Lefty Driesell put on his glasses ("I better read this to make sure I get it right"), read his short statement and then walked out of the press conference without answering questions, even the shrill entreaty from the CBS reporter with the White House press pass on a chain around her neck.
The sporting press sat in bemused slience. But the White House press pass shouted at Driesell, "Who's going to coach the team next year? Who is going to coach the team . . . "
Driesell, turning from the question, allowed himself a Mona Lisa smile of contentment because, in no surprise, the University of Maryland chancellor yesterday said Lefty has been a bad boy and will sit in a corner the rest of the afternoon without any cookies. And the chancellor said Lefty will behave himself next time or . . .
Just as Driesell told us little reading his statement, Chancellor John B. Slaughter told us little with his. The chancellor also refused to answer questions, even though the 15 television crews and 25 reporters had good ones, such as . . .
What, Mr. Slaughter, is a "formal reprimand"? One more reprimand and you're fired?
What are the "certain instructions" for Driesell's future conduct?
Do you, Mr. Slaughter, believe Herman Veal's athletic eligibility was at risk for a period of two months without Driesell knowing it?
This when Veal's attorney works in a firm run by a friend of the coach? This when Veal was an integral part of a team making a late-season run for the NCAA tournament, with as much as $550,000 at stake?

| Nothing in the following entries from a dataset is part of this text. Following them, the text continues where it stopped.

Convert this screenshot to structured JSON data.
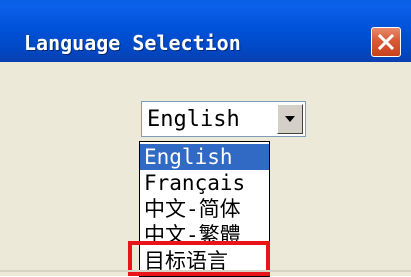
{
  "window": {
    "title": "Language Selection"
  },
  "combo": {
    "selected": "English"
  },
  "dropdown": {
    "items": [
      "English",
      "Français",
      "中文-简体",
      "中文-繁體",
      "目标语言"
    ],
    "selected_index": 0,
    "highlighted_item": "目标语言"
  },
  "colors": {
    "titlebar": "#0052d9",
    "selection": "#316ac5",
    "highlight_border": "#e8141a",
    "dialog_bg": "#ece9d8"
  }
}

Slaughter announced his formal reprimand of Driesell, along with those certain instructions, after saying it would be inappropriate to talk about all the findings by a faculty committee that took information from 32 people.
Curiously, Slaughter chose to reveal "a few facts which are relevant and which have not previously been reported."
Here, Slaughter said Driesell "had not been kept fully informed" as to Veal's risk of ineligibility. The coach, according to Slaughter, thought the affair was over in December when the student judicial board ordered Veal out of university housing.
Fact is, that punishment was immediately questioned by the university official, Gary Pavela, who oversees the judicial proceedings. On Jan. 7, the punishment was increased to ineligibility. That decision was appealed. The appeal was turned down and, on March 4, at the final appeal level, Veal was declared ineligible.
This seems a long process during which you would imagine that Veal's lawyer, at the urging of his boss, Driesell's buddy, would think to say, "Oh, yeah. We better tell Lefty that Herman's in hot water and it's getting hotter."
Or you would think Veal would come to Driesell--the coach is proud of his relationships with his players--and confide, "Coach, you've heard the latest on my problem, haven't you?"
Nothing like that happened, if we believe Slaughter's account that Driesell knew nothing about Veal's ineligibility. "Thus," the chancellor said, "it was unanticipated by (Driesell) and a surprise to him."
No sale here.
Saying Driesell knew nothing about it is like saying he goes to Chapel Hill not knowing who coaches there.
This excuse, flimsy as it is, can have been designed only to provide the extenuating circumstance of "surprise" that might explain Driesell's behavior after the March 4 announcement of Veal's ineligibility. Slaughter for the first time acknowledged that Driesell did call to tell the woman the inevitable publicity would hurt Veal and her. Driesell told the committee he didn't intend to intimidate the woman.
Driesell also said he knew the woman and often spoke to her in passing. "For these reasons," Slaughter said, "Coach Driesell felt the call was not inappropriate."
Slaughter so carefully built this foundation that listeners thought he was about to absolve Driesell. But in the next breath, without giving any clue to his thought processes, the chancellor said of the coach, " . . . I have found that his conduct in contacting (the woman) and others to be unacceptable and contrary to my expectations for university personnel."
Whoa. Did the chancellor say "others"?
Who were these "others"? How far did Driesell's full-court press extend? In an attempt to change a university decision, did the coach make calls even to the chancellor's office?
The chancellor didn't want to hear these questions because (guessing) they might lead to an examination of his subjective judgment that Driesell's misdeeds didn't add up to a firing offense. "I do not wish to review my decision in detail in public. The facts and issues are complicated."
In fact, the issue of Driesell's involvement was not complicated.
Whatever extenuating circumstances anyone dreams up, it remains true that the coach applied pressure to change a university decision made once and affirmed twice at appeal. This seems to have gone over the coach's head. He made no reference to it in his statement. Of that pressure, he said only, " . . . some of my comments made in the heat of the moment were not appropriate."
The issue was not the temperature of Driesell's oratory. Nor was it his "surprise" at Veal's ineligibility. The issue was his attempted subversion of the university's judicial process.
More foolish than felonious, Driesell didn't deserve to be fired. He likely does his job better than most folks at the university. He caused embarrassment with his awkward bully-boy's fumbling around in the judicial process. But the chancellor decided it was nothing more sinister than Lefty being Lefty, an act that for 14 years has sold tickets at Cole Field House, and that now is under orders to stay out of other people's business.
You could say that Driesell now is fully informed.